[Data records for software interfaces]
____________________
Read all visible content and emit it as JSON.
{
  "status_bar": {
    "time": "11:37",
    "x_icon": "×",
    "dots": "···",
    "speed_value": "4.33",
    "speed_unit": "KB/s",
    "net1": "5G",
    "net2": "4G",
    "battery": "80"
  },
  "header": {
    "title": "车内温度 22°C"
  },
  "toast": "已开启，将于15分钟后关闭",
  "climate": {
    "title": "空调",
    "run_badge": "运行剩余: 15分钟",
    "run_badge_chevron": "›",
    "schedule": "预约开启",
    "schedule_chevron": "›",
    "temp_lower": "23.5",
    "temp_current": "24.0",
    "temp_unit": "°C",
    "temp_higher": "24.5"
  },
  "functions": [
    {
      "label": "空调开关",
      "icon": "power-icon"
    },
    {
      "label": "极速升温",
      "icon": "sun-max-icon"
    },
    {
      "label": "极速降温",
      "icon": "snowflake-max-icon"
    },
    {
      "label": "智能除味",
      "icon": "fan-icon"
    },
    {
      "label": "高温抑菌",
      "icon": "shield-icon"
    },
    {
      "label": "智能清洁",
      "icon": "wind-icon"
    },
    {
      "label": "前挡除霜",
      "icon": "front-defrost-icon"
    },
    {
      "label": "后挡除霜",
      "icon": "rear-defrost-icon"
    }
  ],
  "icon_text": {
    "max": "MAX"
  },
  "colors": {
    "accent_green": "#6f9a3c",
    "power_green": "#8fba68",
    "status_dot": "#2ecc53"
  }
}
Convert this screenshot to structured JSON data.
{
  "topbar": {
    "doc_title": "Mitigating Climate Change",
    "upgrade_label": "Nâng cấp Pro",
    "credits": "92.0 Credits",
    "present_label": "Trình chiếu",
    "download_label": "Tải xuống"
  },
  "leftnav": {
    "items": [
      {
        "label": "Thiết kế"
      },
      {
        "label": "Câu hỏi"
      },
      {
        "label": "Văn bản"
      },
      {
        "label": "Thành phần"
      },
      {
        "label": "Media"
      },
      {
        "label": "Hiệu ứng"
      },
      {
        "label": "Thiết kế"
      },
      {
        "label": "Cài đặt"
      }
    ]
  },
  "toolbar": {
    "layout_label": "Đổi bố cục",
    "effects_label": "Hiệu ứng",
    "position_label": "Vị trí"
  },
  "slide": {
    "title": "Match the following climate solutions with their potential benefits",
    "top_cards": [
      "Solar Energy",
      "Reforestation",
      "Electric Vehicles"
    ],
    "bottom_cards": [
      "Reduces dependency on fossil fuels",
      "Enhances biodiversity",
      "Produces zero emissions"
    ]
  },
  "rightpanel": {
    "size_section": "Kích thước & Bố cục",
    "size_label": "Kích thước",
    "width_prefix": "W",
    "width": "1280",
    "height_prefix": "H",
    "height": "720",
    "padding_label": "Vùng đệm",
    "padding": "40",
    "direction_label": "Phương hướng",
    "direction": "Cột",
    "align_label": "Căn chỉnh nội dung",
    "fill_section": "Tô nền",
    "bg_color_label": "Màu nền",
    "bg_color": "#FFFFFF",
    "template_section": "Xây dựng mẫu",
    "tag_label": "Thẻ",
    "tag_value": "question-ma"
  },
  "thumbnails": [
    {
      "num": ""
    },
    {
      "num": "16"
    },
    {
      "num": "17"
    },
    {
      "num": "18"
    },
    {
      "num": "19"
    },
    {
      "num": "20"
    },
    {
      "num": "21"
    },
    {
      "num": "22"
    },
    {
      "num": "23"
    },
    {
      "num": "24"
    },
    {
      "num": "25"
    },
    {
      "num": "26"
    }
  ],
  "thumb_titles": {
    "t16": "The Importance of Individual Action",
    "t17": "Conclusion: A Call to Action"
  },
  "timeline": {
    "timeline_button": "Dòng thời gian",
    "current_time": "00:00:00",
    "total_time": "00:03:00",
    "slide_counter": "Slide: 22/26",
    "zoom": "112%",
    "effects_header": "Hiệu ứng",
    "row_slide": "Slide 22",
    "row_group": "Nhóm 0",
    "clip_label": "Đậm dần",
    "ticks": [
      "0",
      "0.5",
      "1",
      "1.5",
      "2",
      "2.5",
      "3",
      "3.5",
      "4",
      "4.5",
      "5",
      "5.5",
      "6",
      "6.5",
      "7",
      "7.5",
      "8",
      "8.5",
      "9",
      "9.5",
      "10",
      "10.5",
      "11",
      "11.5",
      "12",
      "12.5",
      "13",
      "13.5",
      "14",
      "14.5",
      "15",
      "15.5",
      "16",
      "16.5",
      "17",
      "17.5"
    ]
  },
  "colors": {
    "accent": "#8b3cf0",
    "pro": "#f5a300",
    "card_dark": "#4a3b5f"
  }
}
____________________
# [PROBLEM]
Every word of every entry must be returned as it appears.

# [OUTPUT BELOW]
Read all visible content and emit it as JSON.
{
  "status_bar": {
    "time": "11:37",
    "x_icon": "×",
    "dots": "···",
    "speed_value": "4.33",
    "speed_unit": "KB/s",
    "net1": "5G",
    "net2": "4G",
    "battery": "80"
  },
  "header": {
    "title": "车内温度 22°C"
  },
  "toast": "已开启，将于15分钟后关闭",
  "climate": {
    "title": "空调",
    "run_badge": "运行剩余: 15分钟",
    "run_badge_chevron": "›",
    "schedule": "预约开启",
    "schedule_chevron": "›",
    "temp_lower": "23.5",
    "temp_current": "24.0",
    "temp_unit": "°C",
    "temp_higher": "24.5"
  },
  "functions": [
    {
      "label": "空调开关",
      "icon": "power-icon"
    },
    {
      "label": "极速升温",
      "icon": "sun-max-icon"
    },
    {
      "label": "极速降温",
      "icon": "snowflake-max-icon"
    },
    {
      "label": "智能除味",
      "icon": "fan-icon"
    },
    {
      "label": "高温抑菌",
      "icon": "shield-icon"
    },
    {
      "label": "智能清洁",
      "icon": "wind-icon"
    },
    {
      "label": "前挡除霜",
      "icon": "front-defrost-icon"
    },
    {
      "label": "后挡除霜",
      "icon": "rear-defrost-icon"
    }
  ],
  "icon_text": {
    "max": "MAX"
  },
  "colors": {
    "accent_green": "#6f9a3c",
    "power_green": "#8fba68",
    "status_dot": "#2ecc53"
  }
}
Convert this screenshot to structured JSON data.
{
  "topbar": {
    "doc_title": "Mitigating Climate Change",
    "upgrade_label": "Nâng cấp Pro",
    "credits": "92.0 Credits",
    "present_label": "Trình chiếu",
    "download_label": "Tải xuống"
  },
  "leftnav": {
    "items": [
      {
        "label": "Thiết kế"
      },
      {
        "label": "Câu hỏi"
      },
      {
        "label": "Văn bản"
      },
      {
        "label": "Thành phần"
      },
      {
        "label": "Media"
      },
      {
        "label": "Hiệu ứng"
      },
      {
        "label": "Thiết kế"
      },
      {
        "label": "Cài đặt"
      }
    ]
  },
  "toolbar": {
    "layout_label": "Đổi bố cục",
    "effects_label": "Hiệu ứng",
    "position_label": "Vị trí"
  },
  "slide": {
    "title": "Match the following climate solutions with their potential benefits",
    "top_cards": [
      "Solar Energy",
      "Reforestation",
      "Electric Vehicles"
    ],
    "bottom_cards": [
      "Reduces dependency on fossil fuels",
      "Enhances biodiversity",
      "Produces zero emissions"
    ]
  },
  "rightpanel": {
    "size_section": "Kích thước & Bố cục",
    "size_label": "Kích thước",
    "width_prefix": "W",
    "width": "1280",
    "height_prefix": "H",
    "height": "720",
    "padding_label": "Vùng đệm",
    "padding": "40",
    "direction_label": "Phương hướng",
    "direction": "Cột",
    "align_label": "Căn chỉnh nội dung",
    "fill_section": "Tô nền",
    "bg_color_label": "Màu nền",
    "bg_color": "#FFFFFF",
    "template_section": "Xây dựng mẫu",
    "tag_label": "Thẻ",
    "tag_value": "question-ma"
  },
  "thumbnails": [
    {
      "num": ""
    },
    {
      "num": "16"
    },
    {
      "num": "17"
    },
    {
      "num": "18"
    },
    {
      "num": "19"
    },
    {
      "num": "20"
    },
    {
      "num": "21"
    },
    {
      "num": "22"
    },
    {
      "num": "23"
    },
    {
      "num": "24"
    },
    {
      "num": "25"
    },
    {
      "num": "26"
    }
  ],
  "thumb_titles": {
    "t16": "The Importance of Individual Action",
    "t17": "Conclusion: A Call to Action"
  },
  "timeline": {
    "timeline_button": "Dòng thời gian",
    "current_time": "00:00:00",
    "total_time": "00:03:00",
    "slide_counter": "Slide: 22/26",
    "zoom": "112%",
    "effects_header": "Hiệu ứng",
    "row_slide": "Slide 22",
    "row_group": "Nhóm 0",
    "clip_label": "Đậm dần",
    "ticks": [
      "0",
      "0.5",
      "1",
      "1.5",
      "2",
      "2.5",
      "3",
      "3.5",
      "4",
      "4.5",
      "5",
      "5.5",
      "6",
      "6.5",
      "7",
      "7.5",
      "8",
      "8.5",
      "9",
      "9.5",
      "10",
      "10.5",
      "11",
      "11.5",
      "12",
      "12.5",
      "13",
      "13.5",
      "14",
      "14.5",
      "15",
      "15.5",
      "16",
      "16.5",
      "17",
      "17.5"
    ]
  },
  "colors": {
    "accent": "#8b3cf0",
    "pro": "#f5a300",
    "card_dark": "#4a3b5f"
  }
}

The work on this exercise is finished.